The data in Table 3 further show that control of liquor oxalate stability can be affected by the dosing of either surfactant blend A or surfactant blend B to either green liquor or to the interstage coolers.
Nalco® 138 quaternary amine liquor oxalate stabilizer (15 ppm) was added to 210 gm of refinery A green liquor (oxalate content 3.1 g/l) in 250 ml Nalgene bottles. Refinery A seed (90 gm) was charged to each bottle and the slurries were maintained at 84° C. for 6 hours. The temperature was then reduced to 72° C. for a further 12 hours and then to 60° C. for an additional 72 hours while being agitated by end over end rotation. Surfactant blend A (as defined in Example 3 above) was dosed into samples at various times as shown in Table 4. Liquor oxalates were subsequently determined at the times shown in Table 4. TABLE 4 Bottle Dose 138 Dose Blend A Time of Blend A Oxalate No. (ppm) (ppm) Addition T = 50 hrs T = 74 hrs T = 80 hrs 29 0 0 -- 2.07 1.98 2.24 30 0 0 -- 1.99 2.05 2.25 31 25 0 -- 2.88 2.93 2.86 32 25 0 -- 2.99 3.01 2.96 33 25 100 0 2.56 2.64 2.60 34 25 100 0 2.61 2.69 2.61 35 25 100 60 2.84 2.71 2.65 36 25 100 60 2.97 2.70 2.62 37 25 100 75 2.87 2.99 2.77 38 25 100 75 3.01 3.09 2.75

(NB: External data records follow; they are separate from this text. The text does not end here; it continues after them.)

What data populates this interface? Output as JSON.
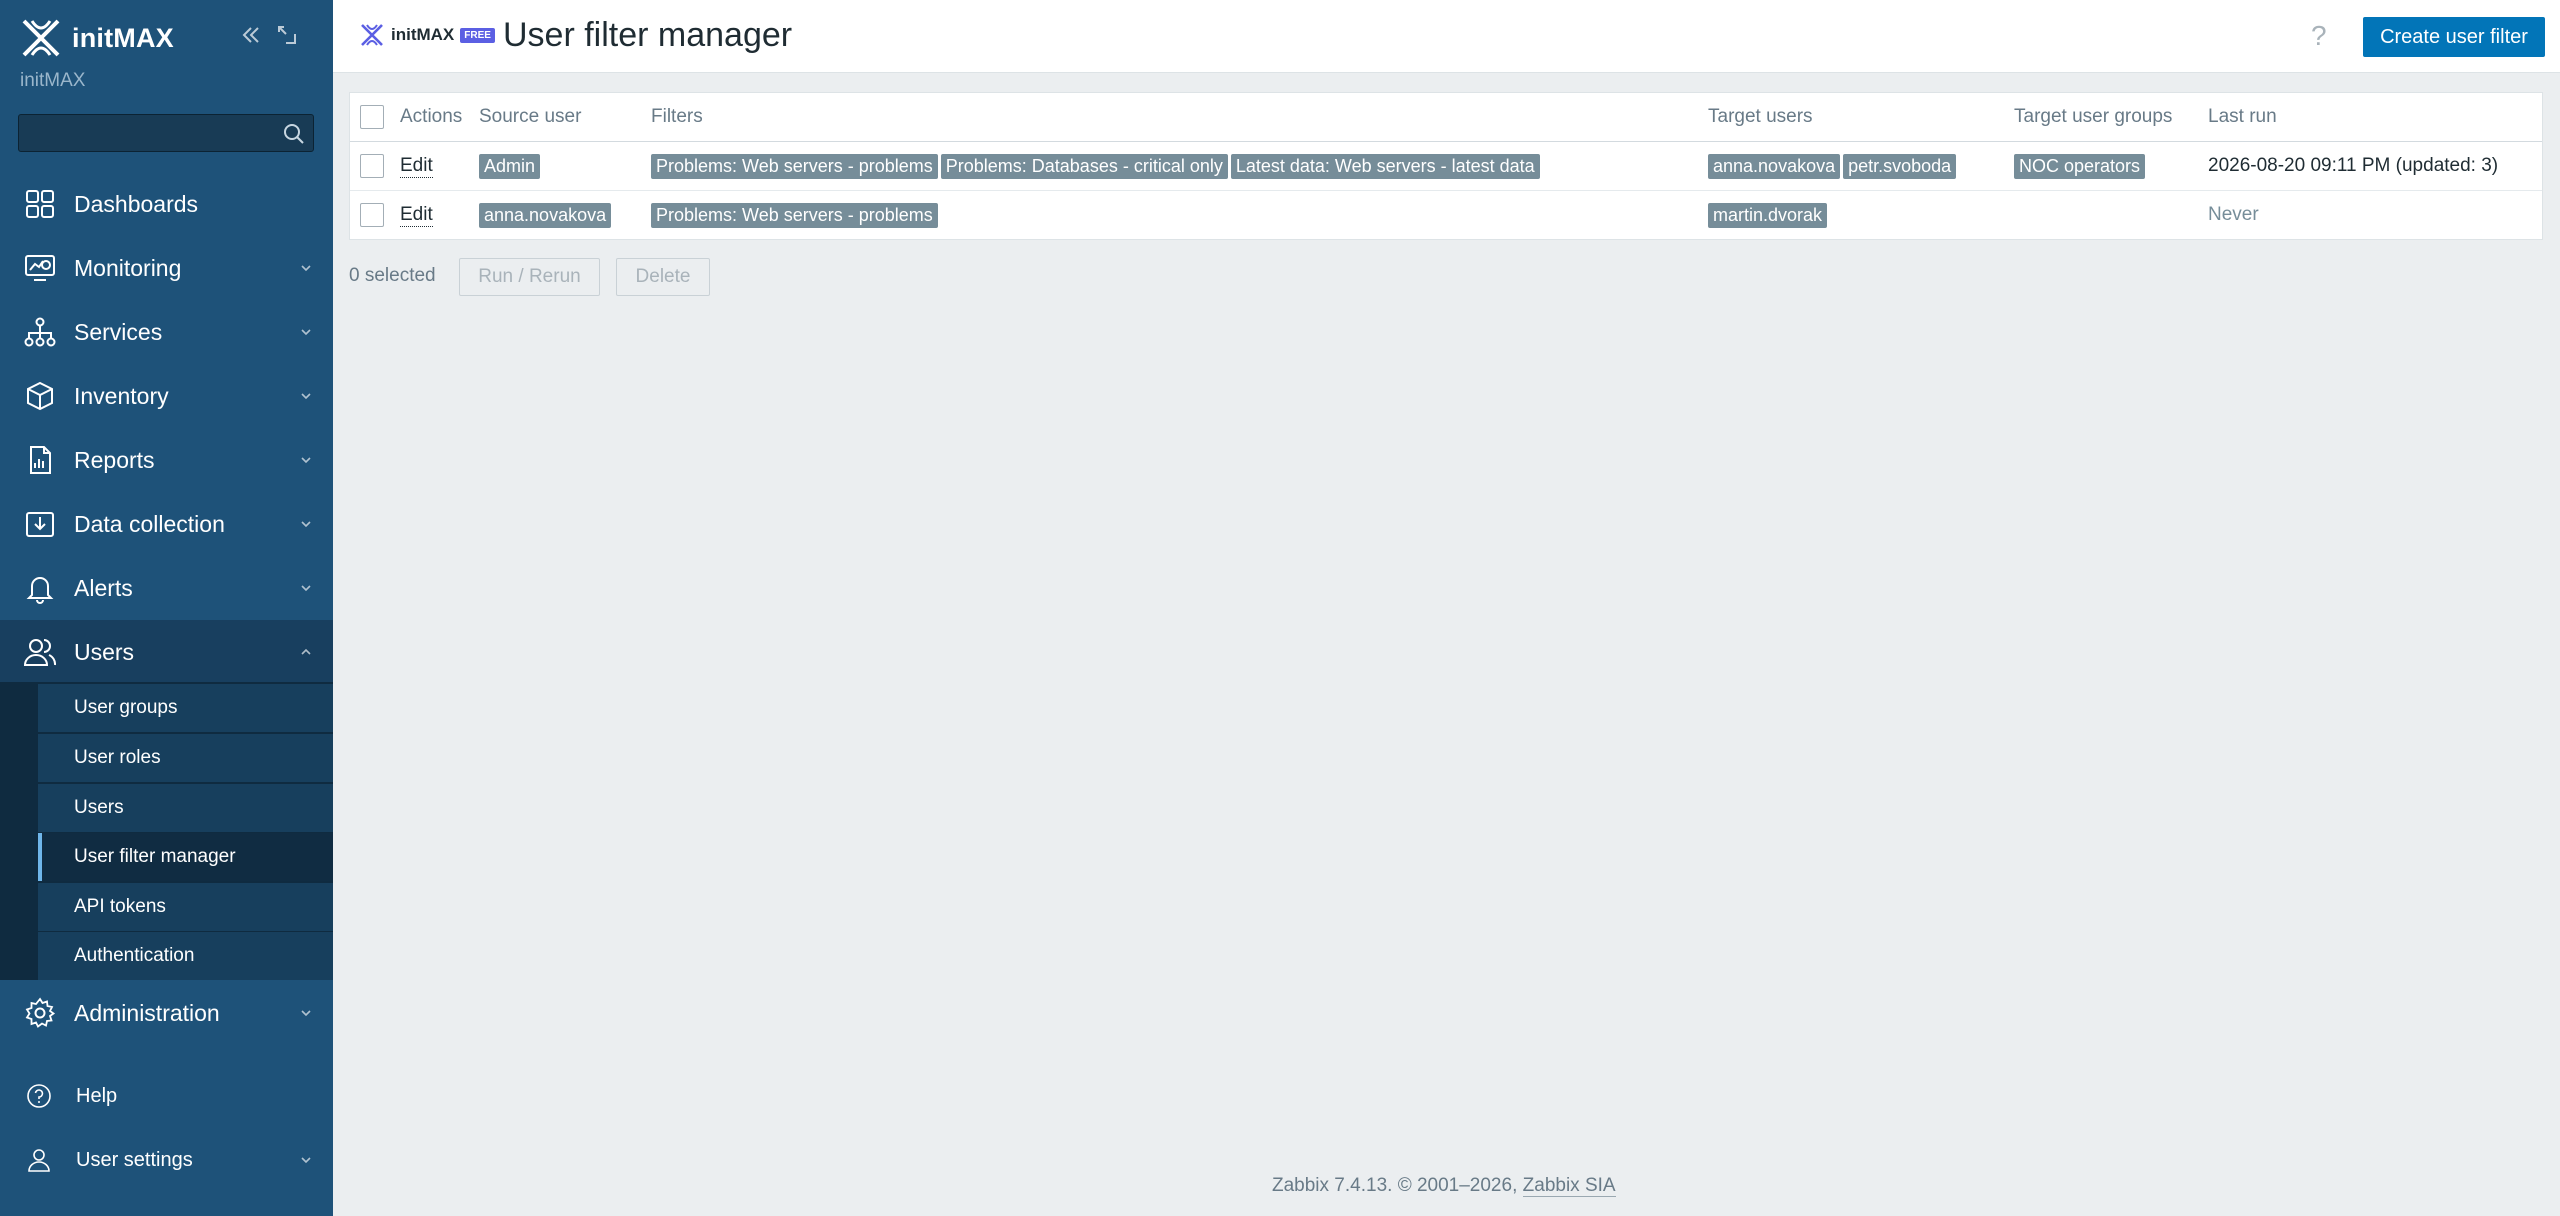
{
  "sidebar": {
    "brand": "initMAX",
    "subtitle": "initMAX",
    "search_placeholder": "",
    "nav": [
      {
        "label": "Dashboards",
        "icon": "dashboards-icon"
      },
      {
        "label": "Monitoring",
        "icon": "monitoring-icon"
      },
      {
        "label": "Services",
        "icon": "services-icon"
      },
      {
        "label": "Inventory",
        "icon": "inventory-icon"
      },
      {
        "label": "Reports",
        "icon": "reports-icon"
      },
      {
        "label": "Data collection",
        "icon": "data-collection-icon"
      },
      {
        "label": "Alerts",
        "icon": "alerts-icon"
      },
      {
        "label": "Users",
        "icon": "users-icon"
      }
    ],
    "users_submenu": [
      {
        "label": "User groups"
      },
      {
        "label": "User roles"
      },
      {
        "label": "Users"
      },
      {
        "label": "User filter manager"
      },
      {
        "label": "API tokens"
      },
      {
        "label": "Authentication"
      }
    ],
    "administration": "Administration",
    "help": "Help",
    "user_settings": "User settings"
  },
  "header": {
    "logo_text": "initMAX",
    "logo_badge": "FREE",
    "title": "User filter manager",
    "help": "?",
    "create_button": "Create user filter"
  },
  "table": {
    "columns": {
      "actions": "Actions",
      "source_user": "Source user",
      "filters": "Filters",
      "target_users": "Target users",
      "target_user_groups": "Target user groups",
      "last_run": "Last run"
    },
    "rows": [
      {
        "action": "Edit",
        "source_user": "Admin",
        "filters": [
          "Problems: Web servers - problems",
          "Problems: Databases - critical only",
          "Latest data: Web servers - latest data"
        ],
        "target_users": [
          "anna.novakova",
          "petr.svoboda"
        ],
        "target_user_groups": [
          "NOC operators"
        ],
        "last_run": "2026-08-20 09:11 PM (updated: 3)"
      },
      {
        "action": "Edit",
        "source_user": "anna.novakova",
        "filters": [
          "Problems: Web servers - problems"
        ],
        "target_users": [
          "martin.dvorak"
        ],
        "target_user_groups": [],
        "last_run": "Never"
      }
    ]
  },
  "footer_actions": {
    "selected": "0 selected",
    "run": "Run / Rerun",
    "delete": "Delete"
  },
  "copyright": {
    "text": "Zabbix 7.4.13. © 2001–2026, ",
    "link": "Zabbix SIA"
  },
  "colors": {
    "sidebar": "#1e5279",
    "accent": "#0275b8",
    "tag": "#768d99"
  }
}
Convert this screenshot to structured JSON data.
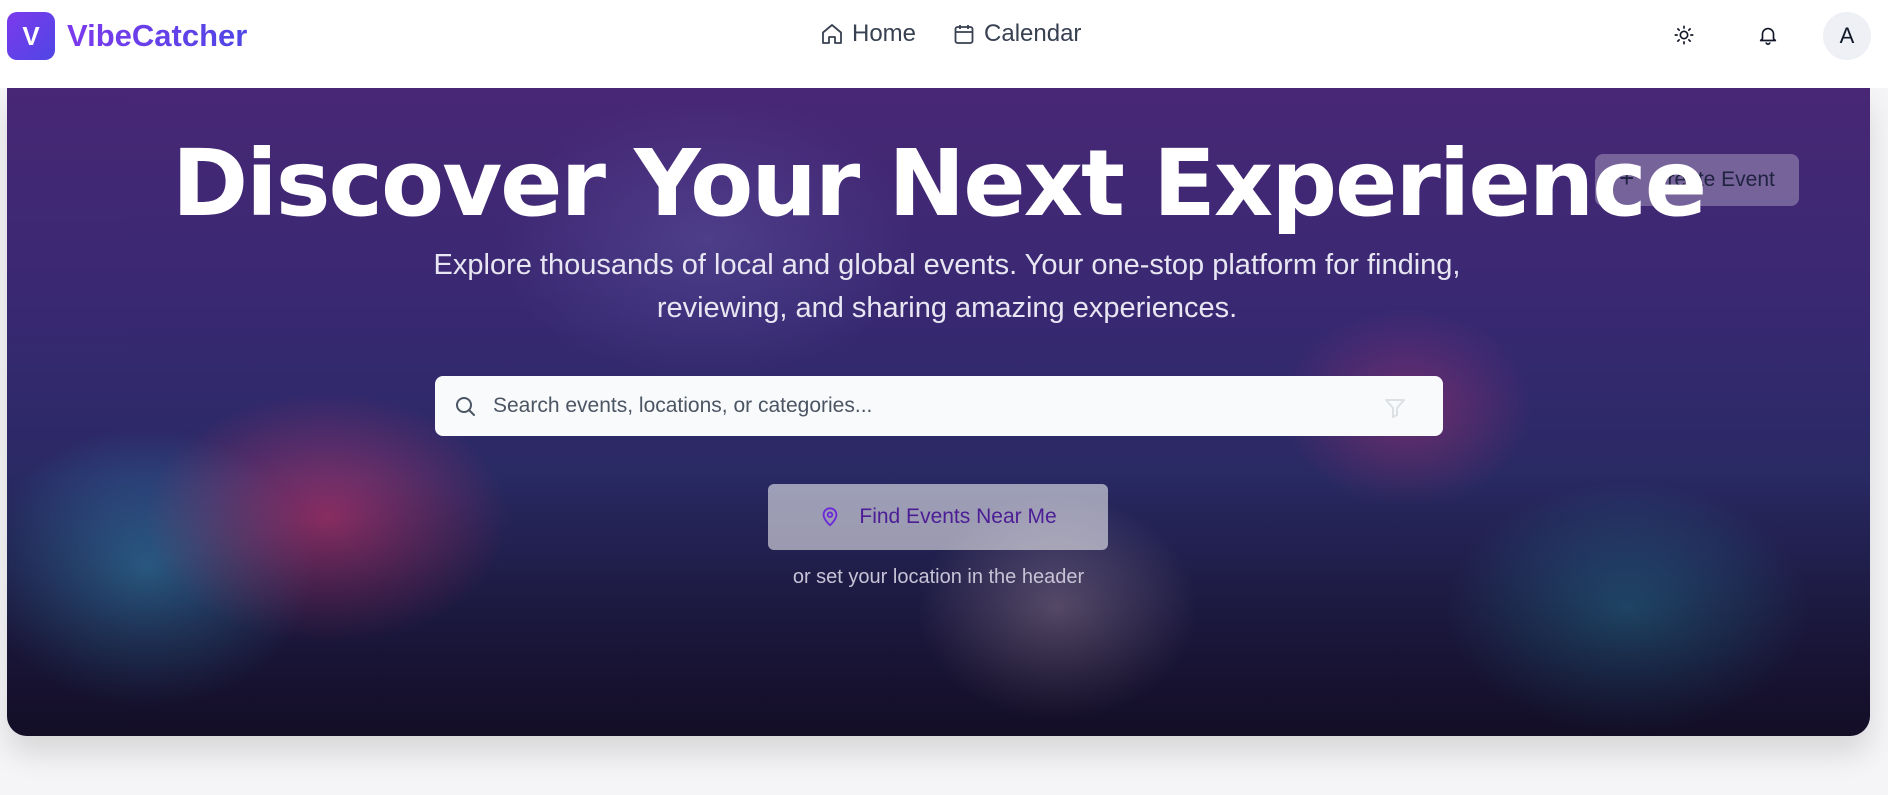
{
  "brand": {
    "logo_letter": "V",
    "name": "VibeCatcher"
  },
  "nav": [
    {
      "label": "Home",
      "icon": "home-icon"
    },
    {
      "label": "Calendar",
      "icon": "calendar-icon"
    }
  ],
  "header_actions": {
    "theme_icon": "sun-icon",
    "notifications_icon": "bell-icon",
    "avatar_initial": "A"
  },
  "hero": {
    "title": "Discover Your Next Experience",
    "subtitle": "Explore thousands of local and global events. Your one-stop platform for finding, reviewing, and sharing amazing experiences.",
    "create_event_label": "Create Event",
    "search_placeholder": "Search events, locations, or categories...",
    "near_me_label": "Find Events Near Me",
    "near_me_hint": "or set your location in the header"
  },
  "colors": {
    "brand_start": "#7c3aed",
    "brand_end": "#4f46e5",
    "near_me_text": "#4c1d95"
  }
}
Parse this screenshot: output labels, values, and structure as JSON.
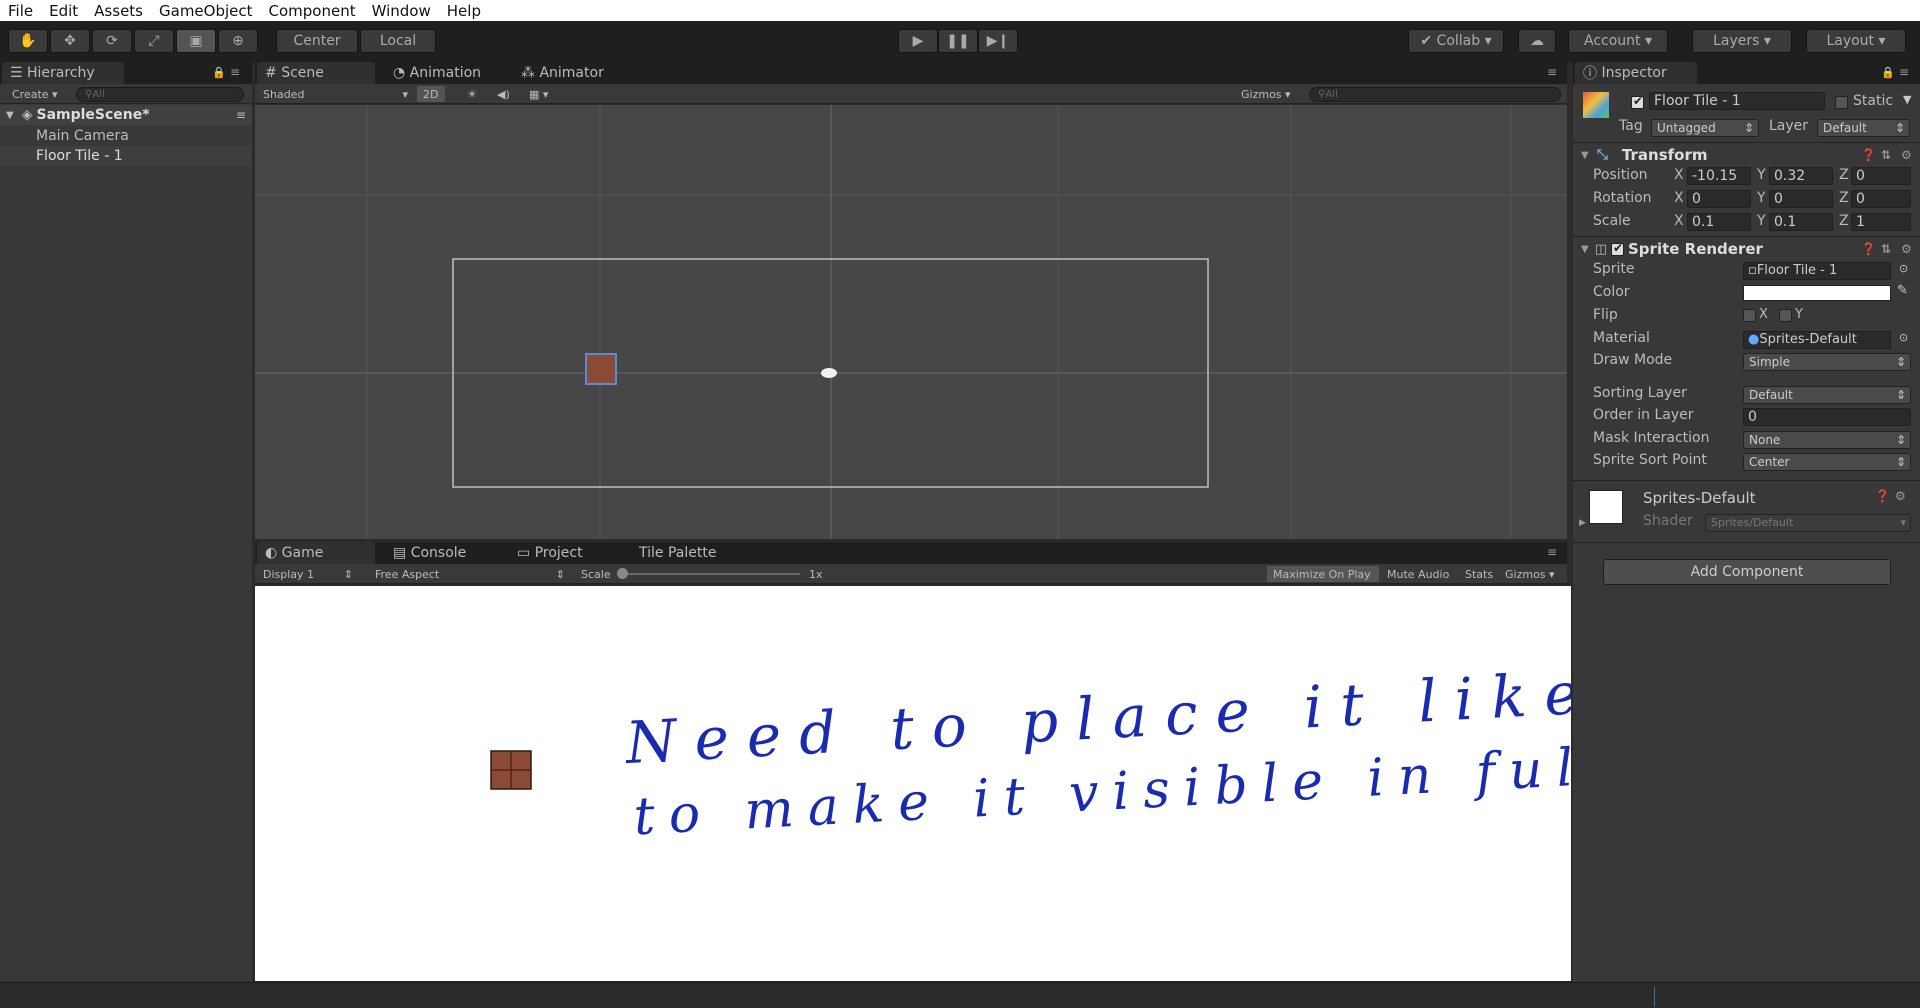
{
  "menu": [
    "File",
    "Edit",
    "Assets",
    "GameObject",
    "Component",
    "Window",
    "Help"
  ],
  "toolbar": {
    "tools": [
      "hand-icon",
      "move-icon",
      "rotate-icon",
      "scale-icon",
      "rect-icon",
      "transform-icon"
    ],
    "pivot_label": "Center",
    "space_label": "Local",
    "collab_label": "Collab",
    "account_label": "Account",
    "layers_label": "Layers",
    "layout_label": "Layout"
  },
  "hierarchy": {
    "tab": "Hierarchy",
    "create": "Create",
    "search_placeholder": "All",
    "scene": "SampleScene*",
    "items": [
      "Main Camera",
      "Floor Tile - 1"
    ]
  },
  "scene_view": {
    "tabs": [
      "Scene",
      "Animation",
      "Animator"
    ],
    "shading": "Shaded",
    "mode2d": "2D",
    "gizmos": "Gizmos",
    "search_placeholder": "All"
  },
  "game_view": {
    "tabs": [
      "Game",
      "Console",
      "Project",
      "Tile Palette"
    ],
    "display": "Display 1",
    "aspect": "Free Aspect",
    "scale_label": "Scale",
    "scale_value": "1x",
    "buttons": [
      "Maximize On Play",
      "Mute Audio",
      "Stats",
      "Gizmos"
    ],
    "annotation_line1": "Need to place it like this",
    "annotation_line2": "to make it visible in full screen"
  },
  "inspector": {
    "tab": "Inspector",
    "object_name": "Floor Tile - 1",
    "static_label": "Static",
    "tag_label": "Tag",
    "tag_value": "Untagged",
    "layer_label": "Layer",
    "layer_value": "Default",
    "transform": {
      "title": "Transform",
      "rows": [
        {
          "label": "Position",
          "x": "-10.15",
          "y": "0.32",
          "z": "0"
        },
        {
          "label": "Rotation",
          "x": "0",
          "y": "0",
          "z": "0"
        },
        {
          "label": "Scale",
          "x": "0.1",
          "y": "0.1",
          "z": "1"
        }
      ]
    },
    "sprite_renderer": {
      "title": "Sprite Renderer",
      "sprite_label": "Sprite",
      "sprite_value": "Floor Tile - 1",
      "color_label": "Color",
      "color_value": "#ffffff",
      "flip_label": "Flip",
      "flip_x": "X",
      "flip_y": "Y",
      "material_label": "Material",
      "material_value": "Sprites-Default",
      "draw_mode_label": "Draw Mode",
      "draw_mode_value": "Simple",
      "sorting_layer_label": "Sorting Layer",
      "sorting_layer_value": "Default",
      "order_label": "Order in Layer",
      "order_value": "0",
      "mask_label": "Mask Interaction",
      "mask_value": "None",
      "sort_point_label": "Sprite Sort Point",
      "sort_point_value": "Center"
    },
    "material": {
      "name": "Sprites-Default",
      "shader_label": "Shader",
      "shader_value": "Sprites/Default"
    },
    "add_component": "Add Component"
  },
  "colors": {
    "ink": "#1a2bb0",
    "tile": "#8b4a36"
  }
}
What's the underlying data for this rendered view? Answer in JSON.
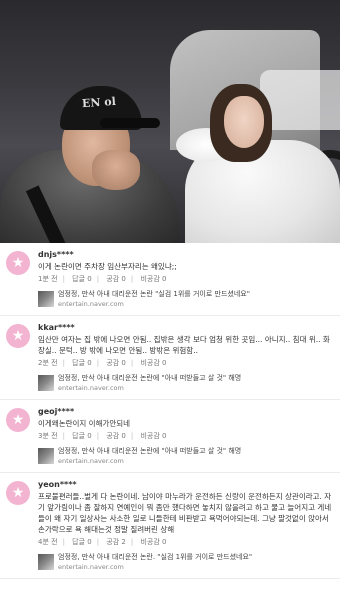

The data in Table 4 show that the impact of the quaternary ammonium reagent in stabilizing oxalate in solution is reduced by the addition of surfactant blend A to slurries.
While the present invention is described above in connection with preferred or illustrative embodiments, these embodiments are not intended to be exhaustive or limiting of the invention. Rather, the invention is intended to cover all alternatives, modifications and equivalents included within its spirit and scope, as defined by the appended claims.